PROMPT:
Would you give the number of lines in the entries that contain the word "square"? Nothing else is needed.

-- -- --

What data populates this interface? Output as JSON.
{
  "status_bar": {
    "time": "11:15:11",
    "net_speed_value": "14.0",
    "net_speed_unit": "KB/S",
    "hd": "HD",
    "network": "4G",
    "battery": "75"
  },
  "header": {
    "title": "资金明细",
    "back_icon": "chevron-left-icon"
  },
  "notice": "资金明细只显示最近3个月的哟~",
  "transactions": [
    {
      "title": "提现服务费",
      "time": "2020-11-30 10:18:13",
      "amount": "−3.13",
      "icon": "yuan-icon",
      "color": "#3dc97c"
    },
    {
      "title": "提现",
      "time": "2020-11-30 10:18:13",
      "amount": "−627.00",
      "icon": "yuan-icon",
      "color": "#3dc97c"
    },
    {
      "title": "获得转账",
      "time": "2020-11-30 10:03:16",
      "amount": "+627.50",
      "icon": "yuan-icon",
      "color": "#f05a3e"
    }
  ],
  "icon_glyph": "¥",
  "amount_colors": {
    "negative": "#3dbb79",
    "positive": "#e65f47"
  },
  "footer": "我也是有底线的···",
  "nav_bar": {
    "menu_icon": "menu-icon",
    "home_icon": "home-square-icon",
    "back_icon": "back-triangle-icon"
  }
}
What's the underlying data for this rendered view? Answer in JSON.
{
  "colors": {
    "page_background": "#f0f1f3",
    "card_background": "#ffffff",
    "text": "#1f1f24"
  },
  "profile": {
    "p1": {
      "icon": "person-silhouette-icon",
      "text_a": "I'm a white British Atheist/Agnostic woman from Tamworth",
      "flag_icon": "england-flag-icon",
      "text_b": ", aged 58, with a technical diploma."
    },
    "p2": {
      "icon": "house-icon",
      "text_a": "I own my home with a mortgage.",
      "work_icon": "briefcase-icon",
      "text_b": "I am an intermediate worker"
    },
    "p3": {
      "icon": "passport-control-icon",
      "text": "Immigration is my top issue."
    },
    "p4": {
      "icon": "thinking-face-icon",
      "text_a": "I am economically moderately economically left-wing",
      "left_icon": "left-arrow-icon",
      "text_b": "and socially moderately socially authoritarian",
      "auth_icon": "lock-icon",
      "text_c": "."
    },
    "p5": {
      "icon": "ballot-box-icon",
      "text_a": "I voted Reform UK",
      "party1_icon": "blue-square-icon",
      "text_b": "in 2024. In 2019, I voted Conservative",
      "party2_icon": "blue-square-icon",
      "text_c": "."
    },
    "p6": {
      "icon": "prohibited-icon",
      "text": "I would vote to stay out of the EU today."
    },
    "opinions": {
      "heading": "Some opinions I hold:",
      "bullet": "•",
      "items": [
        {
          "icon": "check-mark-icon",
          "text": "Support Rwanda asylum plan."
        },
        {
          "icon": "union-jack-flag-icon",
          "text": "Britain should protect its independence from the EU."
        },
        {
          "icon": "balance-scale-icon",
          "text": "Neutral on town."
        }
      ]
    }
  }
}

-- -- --

EXPECTED OUTPUT:
3